When she told the hosts, as I recall, that she had daughters who were married or in college and a husband who was overseas working as an oil driller until Christmas, I became obsessed with finding whether she really was “Cynthia from Marion,” “Sleepless in Seattle,” or “Susan from Peoria,” picking a random name and random town to hide her true identity.

To my rescue, albeit unfortunately not with a CARE package of hamburger soup for supper, was our same intrepid Memories columnist, who immediately knew who it was and, within a day, managed to track her down and verify that she was, indeed, Cynthia Blount of Marion.
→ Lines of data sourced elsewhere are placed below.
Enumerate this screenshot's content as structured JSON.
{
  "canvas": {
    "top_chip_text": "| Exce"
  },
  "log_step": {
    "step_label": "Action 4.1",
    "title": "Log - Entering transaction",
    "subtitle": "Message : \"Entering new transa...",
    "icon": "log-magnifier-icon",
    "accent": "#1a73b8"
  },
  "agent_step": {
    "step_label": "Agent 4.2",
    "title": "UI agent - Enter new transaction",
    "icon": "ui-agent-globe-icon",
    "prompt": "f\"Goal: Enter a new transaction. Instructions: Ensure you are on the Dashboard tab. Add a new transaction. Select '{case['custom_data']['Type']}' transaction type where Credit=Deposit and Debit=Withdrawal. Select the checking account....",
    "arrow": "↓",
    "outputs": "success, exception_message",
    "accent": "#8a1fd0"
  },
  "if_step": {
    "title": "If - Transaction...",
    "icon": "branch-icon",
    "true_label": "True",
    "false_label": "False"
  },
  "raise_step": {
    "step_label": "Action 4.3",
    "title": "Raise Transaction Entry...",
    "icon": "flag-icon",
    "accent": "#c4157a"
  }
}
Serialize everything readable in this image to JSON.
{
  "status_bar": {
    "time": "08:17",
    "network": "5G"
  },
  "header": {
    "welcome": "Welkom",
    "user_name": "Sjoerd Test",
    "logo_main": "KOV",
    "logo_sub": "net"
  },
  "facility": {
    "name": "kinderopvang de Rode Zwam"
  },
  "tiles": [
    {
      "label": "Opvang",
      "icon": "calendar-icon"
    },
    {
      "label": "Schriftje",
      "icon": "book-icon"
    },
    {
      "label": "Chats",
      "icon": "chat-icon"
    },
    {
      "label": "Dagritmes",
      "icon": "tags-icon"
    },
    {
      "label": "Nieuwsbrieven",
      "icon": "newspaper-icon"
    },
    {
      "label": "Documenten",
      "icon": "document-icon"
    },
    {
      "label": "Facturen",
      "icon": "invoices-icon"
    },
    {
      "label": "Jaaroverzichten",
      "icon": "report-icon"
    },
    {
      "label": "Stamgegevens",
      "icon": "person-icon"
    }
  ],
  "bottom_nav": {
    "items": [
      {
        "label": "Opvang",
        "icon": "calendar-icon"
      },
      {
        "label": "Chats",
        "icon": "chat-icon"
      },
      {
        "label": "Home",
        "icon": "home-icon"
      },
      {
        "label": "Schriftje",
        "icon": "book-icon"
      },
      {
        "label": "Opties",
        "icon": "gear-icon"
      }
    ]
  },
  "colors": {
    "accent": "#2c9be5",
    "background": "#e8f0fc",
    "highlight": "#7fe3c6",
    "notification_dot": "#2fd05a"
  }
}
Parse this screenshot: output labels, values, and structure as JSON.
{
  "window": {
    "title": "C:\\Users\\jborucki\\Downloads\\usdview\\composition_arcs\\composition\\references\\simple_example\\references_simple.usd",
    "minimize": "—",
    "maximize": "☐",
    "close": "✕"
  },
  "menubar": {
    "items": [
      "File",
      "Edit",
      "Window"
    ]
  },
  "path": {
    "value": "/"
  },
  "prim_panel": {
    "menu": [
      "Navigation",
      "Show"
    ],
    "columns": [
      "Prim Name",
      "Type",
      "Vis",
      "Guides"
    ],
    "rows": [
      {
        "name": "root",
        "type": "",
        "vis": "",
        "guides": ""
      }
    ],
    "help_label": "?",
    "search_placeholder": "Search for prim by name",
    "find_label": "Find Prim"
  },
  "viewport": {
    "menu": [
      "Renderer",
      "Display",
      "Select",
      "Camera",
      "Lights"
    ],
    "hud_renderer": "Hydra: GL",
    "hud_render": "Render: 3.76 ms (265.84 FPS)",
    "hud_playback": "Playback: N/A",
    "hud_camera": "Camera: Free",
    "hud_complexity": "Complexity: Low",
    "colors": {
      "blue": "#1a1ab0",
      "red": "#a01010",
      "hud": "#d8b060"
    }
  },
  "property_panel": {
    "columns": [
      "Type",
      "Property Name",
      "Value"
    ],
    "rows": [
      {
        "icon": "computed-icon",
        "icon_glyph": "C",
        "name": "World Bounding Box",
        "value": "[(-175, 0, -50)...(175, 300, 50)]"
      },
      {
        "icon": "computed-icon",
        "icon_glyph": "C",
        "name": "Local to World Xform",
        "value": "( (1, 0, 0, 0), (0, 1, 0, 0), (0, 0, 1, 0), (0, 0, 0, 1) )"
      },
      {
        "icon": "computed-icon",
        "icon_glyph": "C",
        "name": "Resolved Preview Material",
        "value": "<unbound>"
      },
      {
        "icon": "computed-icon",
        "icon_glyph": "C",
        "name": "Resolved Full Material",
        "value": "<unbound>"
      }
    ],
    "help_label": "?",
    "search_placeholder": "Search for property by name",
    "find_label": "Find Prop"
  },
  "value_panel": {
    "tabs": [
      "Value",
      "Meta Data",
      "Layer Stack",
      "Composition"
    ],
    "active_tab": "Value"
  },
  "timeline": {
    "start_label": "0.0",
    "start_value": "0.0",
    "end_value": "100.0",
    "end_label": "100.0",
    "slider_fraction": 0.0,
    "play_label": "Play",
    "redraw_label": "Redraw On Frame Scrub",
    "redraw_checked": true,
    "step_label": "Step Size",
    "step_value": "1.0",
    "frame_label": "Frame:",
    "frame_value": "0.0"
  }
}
That means the “dad” she mentioned during her call as having braved nausea to replace a starter motor in a discount store parking lot probably was Jack Swain.

It would be a great ending to report that Click and Clack’s advice spared the truck, but Cynthia reported that their advice had been less than helpful. (It was radio, after all — not something reliable like a newspaper.)

Whatever the case, it all happened about the time my students were learning to walk and while our modern-day competition in the publishing business in Marion County was just a gleam in the eyes of disgruntled former employees of another paper that we now own and who at the time were trying to get us to go in business with them. (We obviously declined and have never regretted doing so.)

While fellow faculty members here at Illinois continue to bemoan the loss of importance of metropolitan newspapers, it’s nice to know that after 144 years, our weekly is still alive, occasionally kicking, and reaching probably more readers than we ever have.

If that means we sometimes have to apologize for 102½-year-old errors, so be it. It means that more than a century later, readers still care what we report, and that’s enough to keep any journalist — or his successors — going for another 145 years.

— Eric Meyer

Last modified Sept. 19, 2013